So, they had a sentencing hearing a month or so later. Mr. Careau raised a bunch of objections to various probation conditions, but did not object to a condition that said he could only live and work in places approved by probation. The judge imposed a sentence, sent Mr. Careau to jail, and this appeal followed.
Mr. Careau appealed the probation condition that restricted the residence and workplace, arguing that for the court to have imposed that was plain error (spoiler alert: it was). He also argued that the trial court should have allowed him to argue for a lesser sentence despite the plea agreement.
SCOV deals with the probation condition issue very quickly. Since Mr. Careau didn’t object to it at the time it was imposed, SCOV can only review for plain error. SCOV had already dealt with this issue about a year before in another case, and dealt with how a condition regarding residence and employment should be handled by trial courts. That procedure didn’t happen here, so SCOV says this piece gets reversed for the trial court to either justify the condition or get rid of it all together.

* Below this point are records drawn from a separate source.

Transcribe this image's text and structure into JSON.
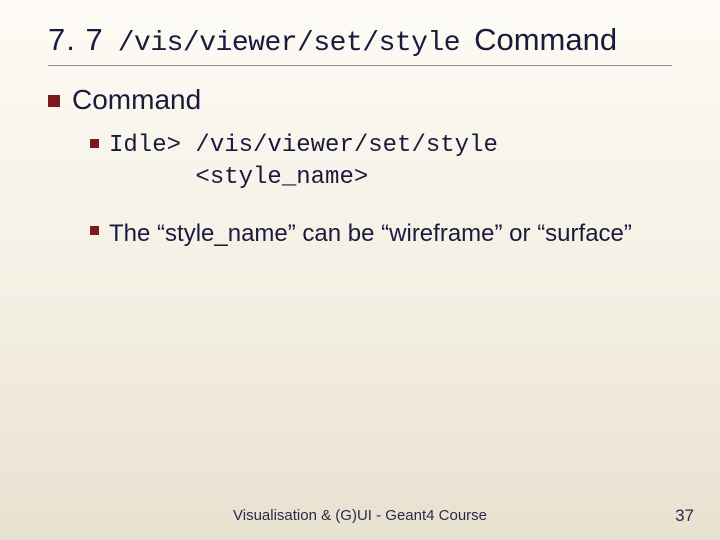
{
  "title": {
    "number": "7. 7",
    "command": "/vis/viewer/set/style",
    "suffix": "Command"
  },
  "body": {
    "heading": "Command",
    "code_prompt": "Idle> ",
    "code_cmd": "/vis/viewer/set/style",
    "code_arg": "<style_name>",
    "desc_pre": "The ",
    "desc_q1": "“style_name”",
    "desc_mid": " can be ",
    "desc_q2": "“wireframe”",
    "desc_or": " or ",
    "desc_q3": "“surface”"
  },
  "footer": {
    "text": "Visualisation & (G)UI - Geant4 Course",
    "page": "37"
  }
}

I really wonder if the next probation condition probation case is going to go like this:
Stop doing this.
SCOV then turns to Mr. Careau’s argument about arguing for a downward departure from an agreed-upon sentence. Vermont Rule of Criminal Procedure 11 says that if the court accepts an agreement, that it will impose the judgment and sentence called for, or a less onerous one. Rule 32 allows a defendant to allocute, or to tell the court whatever he or she would like to say that would be relevant to sentencing before the court imposes sentence.

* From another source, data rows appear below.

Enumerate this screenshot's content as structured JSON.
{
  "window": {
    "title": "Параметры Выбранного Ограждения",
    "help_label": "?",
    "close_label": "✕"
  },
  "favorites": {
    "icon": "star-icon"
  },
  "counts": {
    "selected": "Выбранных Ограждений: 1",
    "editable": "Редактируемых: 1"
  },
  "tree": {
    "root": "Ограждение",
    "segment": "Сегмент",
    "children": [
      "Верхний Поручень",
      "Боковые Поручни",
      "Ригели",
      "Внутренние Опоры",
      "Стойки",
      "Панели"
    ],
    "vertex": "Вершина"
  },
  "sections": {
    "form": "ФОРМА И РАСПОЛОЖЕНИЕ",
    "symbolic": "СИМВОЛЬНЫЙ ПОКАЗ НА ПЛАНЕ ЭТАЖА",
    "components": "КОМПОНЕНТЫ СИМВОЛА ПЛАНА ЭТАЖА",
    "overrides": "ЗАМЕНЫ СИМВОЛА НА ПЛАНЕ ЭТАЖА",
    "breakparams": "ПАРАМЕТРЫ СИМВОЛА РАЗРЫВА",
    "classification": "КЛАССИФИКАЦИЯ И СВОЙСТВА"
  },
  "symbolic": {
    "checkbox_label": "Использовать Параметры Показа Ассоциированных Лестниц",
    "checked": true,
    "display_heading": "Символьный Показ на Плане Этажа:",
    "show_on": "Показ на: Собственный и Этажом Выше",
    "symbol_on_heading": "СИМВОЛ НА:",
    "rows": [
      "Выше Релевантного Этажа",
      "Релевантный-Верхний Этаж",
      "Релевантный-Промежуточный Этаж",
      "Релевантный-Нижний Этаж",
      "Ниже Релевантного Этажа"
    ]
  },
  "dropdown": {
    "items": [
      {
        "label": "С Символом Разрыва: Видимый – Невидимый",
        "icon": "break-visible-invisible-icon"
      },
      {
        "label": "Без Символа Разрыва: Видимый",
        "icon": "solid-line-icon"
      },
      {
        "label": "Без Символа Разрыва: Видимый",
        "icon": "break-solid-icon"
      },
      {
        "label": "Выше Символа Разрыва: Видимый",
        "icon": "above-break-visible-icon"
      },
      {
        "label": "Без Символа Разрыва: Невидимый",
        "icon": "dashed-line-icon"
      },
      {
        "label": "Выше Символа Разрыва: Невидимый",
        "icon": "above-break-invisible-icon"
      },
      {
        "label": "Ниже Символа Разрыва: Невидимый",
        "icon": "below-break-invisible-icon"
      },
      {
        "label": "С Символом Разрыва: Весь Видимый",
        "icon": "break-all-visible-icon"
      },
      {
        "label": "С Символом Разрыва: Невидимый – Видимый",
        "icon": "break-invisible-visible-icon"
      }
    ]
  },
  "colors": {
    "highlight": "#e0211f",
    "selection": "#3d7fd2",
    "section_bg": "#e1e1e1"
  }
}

SCOV looks at the rules together, along with some case law, and decides that plea agreements are contractual in nature, and that the parties are entitled to rely on the express terms of the agreement. If a defendant decided he or she wanted to argue for a lesser sentence, that argument would be violating the agreement.
Defendants, of course, can choose to have a contested sentencing hearing. In that situation, both sides make their respective arguments to the court so the judge can create a sentence. A lot of times that situation will have a cap – meaning the parties agree a sentence won’t be higher than a certain sentence. That’s not what went on in this case. Here, there was an actual firm set of numbers that was said to have been agreed-upon by the parties.

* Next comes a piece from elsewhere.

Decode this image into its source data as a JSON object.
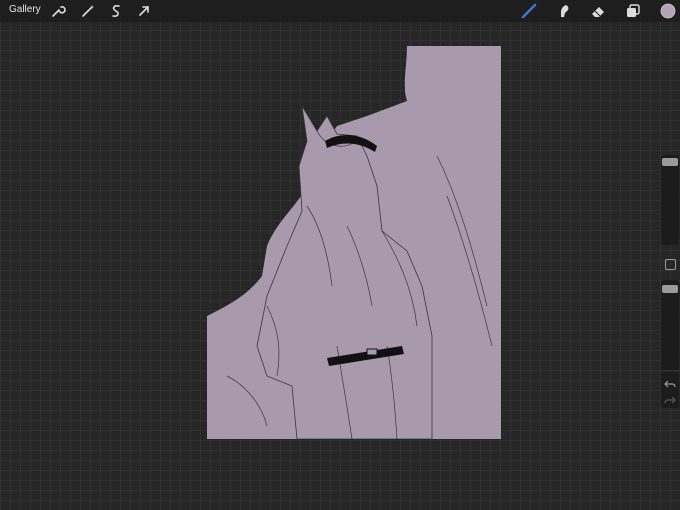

SCOV says the rules Mr. Careau cited don’t apply to the situation here. Rule 11 says that the court is not bound to an agreement, meaning the court is allowed to impose the agreed-upon sentence or could impose a lesser sentence. So, suppose you’ve got a person charged with disorderly conduct who ended up getting held in jail overnight before an arraignment. The parties could agree that the person would serve 5 days in jail as a sentence. The judge might look at that and say, “meh, you know what? Overnight was enough” and impose that lesser sentence. It doesn’t mean that the parties, in that situation, could agree to 5 days in jail, and then the defendant pops up and makes an impassioned plea for just an overnight.
SCOV also cites a federal case where a defendant argued for a downward departure at sentencing, despite an explicit agreement that he wouldn’t do that. The remedy in that situation is that either the agreement would have to be imposed as agreed-to, or the government could withdraw from the contract.
Finally, SCOV says that allocution is important, but isn’t a time for the defendant to argue for something different than is agreed-to. If that were the case, the state or government would never have an incentive to enter into agreed-upon sentences. Ultimately, of course, that would hurt defendants in the long run if parties could never come to agreements.
So, SCOV sends back that pesky probation condition issue, but affirms the rest of the sentence.